— Activity —
Within this material, how many lines include the word "Medium"? Answer with a number and nothing more.
□ □ □ □ □ □ □
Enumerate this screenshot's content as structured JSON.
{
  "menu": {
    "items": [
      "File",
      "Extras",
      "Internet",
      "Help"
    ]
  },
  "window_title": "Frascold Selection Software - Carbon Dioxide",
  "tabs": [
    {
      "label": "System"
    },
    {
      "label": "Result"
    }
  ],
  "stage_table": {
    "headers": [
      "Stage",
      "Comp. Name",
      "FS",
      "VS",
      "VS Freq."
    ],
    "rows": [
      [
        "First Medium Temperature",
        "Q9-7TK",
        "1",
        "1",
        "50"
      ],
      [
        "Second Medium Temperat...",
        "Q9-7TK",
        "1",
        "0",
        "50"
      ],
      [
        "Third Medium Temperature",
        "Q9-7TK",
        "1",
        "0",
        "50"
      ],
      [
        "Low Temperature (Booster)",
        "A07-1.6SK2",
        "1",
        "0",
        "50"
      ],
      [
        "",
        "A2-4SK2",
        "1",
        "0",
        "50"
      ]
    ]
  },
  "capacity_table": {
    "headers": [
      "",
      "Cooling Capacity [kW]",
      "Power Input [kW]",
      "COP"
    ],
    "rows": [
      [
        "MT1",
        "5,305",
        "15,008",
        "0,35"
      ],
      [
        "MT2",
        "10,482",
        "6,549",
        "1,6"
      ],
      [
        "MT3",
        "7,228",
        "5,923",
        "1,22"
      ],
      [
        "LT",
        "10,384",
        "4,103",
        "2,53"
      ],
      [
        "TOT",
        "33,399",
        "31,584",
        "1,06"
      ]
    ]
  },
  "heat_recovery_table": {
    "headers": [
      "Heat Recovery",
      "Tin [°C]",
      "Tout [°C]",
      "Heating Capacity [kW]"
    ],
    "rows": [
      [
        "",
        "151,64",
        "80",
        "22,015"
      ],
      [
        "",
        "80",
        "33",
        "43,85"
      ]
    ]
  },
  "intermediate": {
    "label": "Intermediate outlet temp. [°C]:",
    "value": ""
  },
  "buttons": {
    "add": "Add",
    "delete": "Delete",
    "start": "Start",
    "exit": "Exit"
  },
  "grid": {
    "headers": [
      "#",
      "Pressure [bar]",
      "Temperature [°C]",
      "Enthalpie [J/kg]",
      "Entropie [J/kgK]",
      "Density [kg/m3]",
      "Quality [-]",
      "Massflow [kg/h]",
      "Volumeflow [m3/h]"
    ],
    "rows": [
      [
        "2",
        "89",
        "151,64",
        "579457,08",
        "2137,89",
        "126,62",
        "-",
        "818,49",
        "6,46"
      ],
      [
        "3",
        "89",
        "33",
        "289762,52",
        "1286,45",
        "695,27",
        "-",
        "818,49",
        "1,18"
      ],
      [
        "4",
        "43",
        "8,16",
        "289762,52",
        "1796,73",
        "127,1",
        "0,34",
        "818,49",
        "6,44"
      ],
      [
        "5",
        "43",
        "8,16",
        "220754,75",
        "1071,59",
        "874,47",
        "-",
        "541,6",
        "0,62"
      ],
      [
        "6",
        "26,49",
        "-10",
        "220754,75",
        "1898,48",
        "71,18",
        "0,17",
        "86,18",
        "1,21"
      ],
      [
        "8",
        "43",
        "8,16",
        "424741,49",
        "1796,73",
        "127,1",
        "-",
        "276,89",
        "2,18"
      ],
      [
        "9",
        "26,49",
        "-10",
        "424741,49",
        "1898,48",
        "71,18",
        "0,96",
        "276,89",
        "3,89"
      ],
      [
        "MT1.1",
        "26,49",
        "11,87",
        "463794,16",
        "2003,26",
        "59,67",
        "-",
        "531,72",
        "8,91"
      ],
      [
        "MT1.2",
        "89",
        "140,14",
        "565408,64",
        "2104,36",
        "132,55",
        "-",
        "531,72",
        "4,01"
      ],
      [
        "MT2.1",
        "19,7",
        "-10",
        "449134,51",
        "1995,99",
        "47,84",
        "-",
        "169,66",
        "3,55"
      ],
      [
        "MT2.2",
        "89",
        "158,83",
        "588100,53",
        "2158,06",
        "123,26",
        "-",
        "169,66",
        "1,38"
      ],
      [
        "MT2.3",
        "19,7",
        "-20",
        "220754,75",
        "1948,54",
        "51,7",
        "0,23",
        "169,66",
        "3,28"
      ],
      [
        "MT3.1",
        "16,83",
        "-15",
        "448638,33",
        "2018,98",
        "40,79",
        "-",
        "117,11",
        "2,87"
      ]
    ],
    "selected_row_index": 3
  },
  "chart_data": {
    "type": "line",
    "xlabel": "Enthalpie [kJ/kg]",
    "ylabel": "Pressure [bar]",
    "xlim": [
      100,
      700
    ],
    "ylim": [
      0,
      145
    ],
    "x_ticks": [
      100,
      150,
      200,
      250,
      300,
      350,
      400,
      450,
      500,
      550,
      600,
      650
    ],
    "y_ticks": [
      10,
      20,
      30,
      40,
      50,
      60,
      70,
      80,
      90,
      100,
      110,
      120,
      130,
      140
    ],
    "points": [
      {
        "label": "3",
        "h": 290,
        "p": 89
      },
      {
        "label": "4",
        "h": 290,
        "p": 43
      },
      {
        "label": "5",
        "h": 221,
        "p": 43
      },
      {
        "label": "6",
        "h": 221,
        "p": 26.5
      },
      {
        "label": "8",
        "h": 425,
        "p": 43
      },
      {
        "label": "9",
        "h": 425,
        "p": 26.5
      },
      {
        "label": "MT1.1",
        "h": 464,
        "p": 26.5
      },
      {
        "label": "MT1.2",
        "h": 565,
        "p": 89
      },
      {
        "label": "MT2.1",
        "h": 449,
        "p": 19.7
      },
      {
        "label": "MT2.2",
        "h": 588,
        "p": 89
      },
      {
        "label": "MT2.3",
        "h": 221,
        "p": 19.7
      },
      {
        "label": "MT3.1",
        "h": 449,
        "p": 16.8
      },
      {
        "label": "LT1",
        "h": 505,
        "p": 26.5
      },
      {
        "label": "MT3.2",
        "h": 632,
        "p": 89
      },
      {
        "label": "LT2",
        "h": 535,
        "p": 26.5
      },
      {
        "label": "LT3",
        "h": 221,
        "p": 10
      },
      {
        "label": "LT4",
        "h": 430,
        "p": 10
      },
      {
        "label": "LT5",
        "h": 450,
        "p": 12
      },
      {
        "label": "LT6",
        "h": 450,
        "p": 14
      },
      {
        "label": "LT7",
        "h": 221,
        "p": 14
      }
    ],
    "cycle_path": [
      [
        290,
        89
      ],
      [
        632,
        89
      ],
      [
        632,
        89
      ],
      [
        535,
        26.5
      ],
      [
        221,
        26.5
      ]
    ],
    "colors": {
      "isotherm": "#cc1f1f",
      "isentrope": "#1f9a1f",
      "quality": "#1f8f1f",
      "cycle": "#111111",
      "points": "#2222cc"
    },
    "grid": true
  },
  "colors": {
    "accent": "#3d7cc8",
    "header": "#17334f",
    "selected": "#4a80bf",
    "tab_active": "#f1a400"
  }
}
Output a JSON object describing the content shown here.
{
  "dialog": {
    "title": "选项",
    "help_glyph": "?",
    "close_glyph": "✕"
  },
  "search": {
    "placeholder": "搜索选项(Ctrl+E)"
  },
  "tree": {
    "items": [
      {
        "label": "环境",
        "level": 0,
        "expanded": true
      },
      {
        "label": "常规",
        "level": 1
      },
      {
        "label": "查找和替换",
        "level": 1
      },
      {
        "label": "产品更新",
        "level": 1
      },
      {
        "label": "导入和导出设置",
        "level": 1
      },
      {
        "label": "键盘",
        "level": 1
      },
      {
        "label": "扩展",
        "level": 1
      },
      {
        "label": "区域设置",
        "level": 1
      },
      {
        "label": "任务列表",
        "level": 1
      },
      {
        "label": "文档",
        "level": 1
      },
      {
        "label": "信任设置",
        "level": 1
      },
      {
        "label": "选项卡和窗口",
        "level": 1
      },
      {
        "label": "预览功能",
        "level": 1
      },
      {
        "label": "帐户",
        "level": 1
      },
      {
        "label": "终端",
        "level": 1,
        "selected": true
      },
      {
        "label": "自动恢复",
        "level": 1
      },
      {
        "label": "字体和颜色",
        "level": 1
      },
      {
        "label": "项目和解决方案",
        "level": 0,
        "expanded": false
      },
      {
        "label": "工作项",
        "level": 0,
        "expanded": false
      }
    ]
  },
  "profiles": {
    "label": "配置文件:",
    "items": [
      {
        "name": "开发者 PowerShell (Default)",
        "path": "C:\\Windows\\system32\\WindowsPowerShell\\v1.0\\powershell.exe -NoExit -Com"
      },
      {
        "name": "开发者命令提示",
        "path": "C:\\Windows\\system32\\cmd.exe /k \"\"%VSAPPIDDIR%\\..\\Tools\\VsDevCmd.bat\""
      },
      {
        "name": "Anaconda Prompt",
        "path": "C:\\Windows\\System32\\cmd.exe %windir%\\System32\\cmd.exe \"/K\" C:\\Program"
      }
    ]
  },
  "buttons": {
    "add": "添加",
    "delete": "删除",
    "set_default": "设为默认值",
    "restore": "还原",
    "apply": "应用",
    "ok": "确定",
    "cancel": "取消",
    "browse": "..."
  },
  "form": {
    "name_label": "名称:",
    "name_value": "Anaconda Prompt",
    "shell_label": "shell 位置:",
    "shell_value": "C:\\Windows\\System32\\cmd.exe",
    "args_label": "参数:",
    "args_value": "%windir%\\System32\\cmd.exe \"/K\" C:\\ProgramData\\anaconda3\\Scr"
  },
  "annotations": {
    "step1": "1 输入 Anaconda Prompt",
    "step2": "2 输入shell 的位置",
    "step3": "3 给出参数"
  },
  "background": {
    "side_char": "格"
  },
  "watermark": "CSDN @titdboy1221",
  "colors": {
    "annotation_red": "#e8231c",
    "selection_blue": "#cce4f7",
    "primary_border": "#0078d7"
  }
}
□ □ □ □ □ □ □
— Expected answer —
3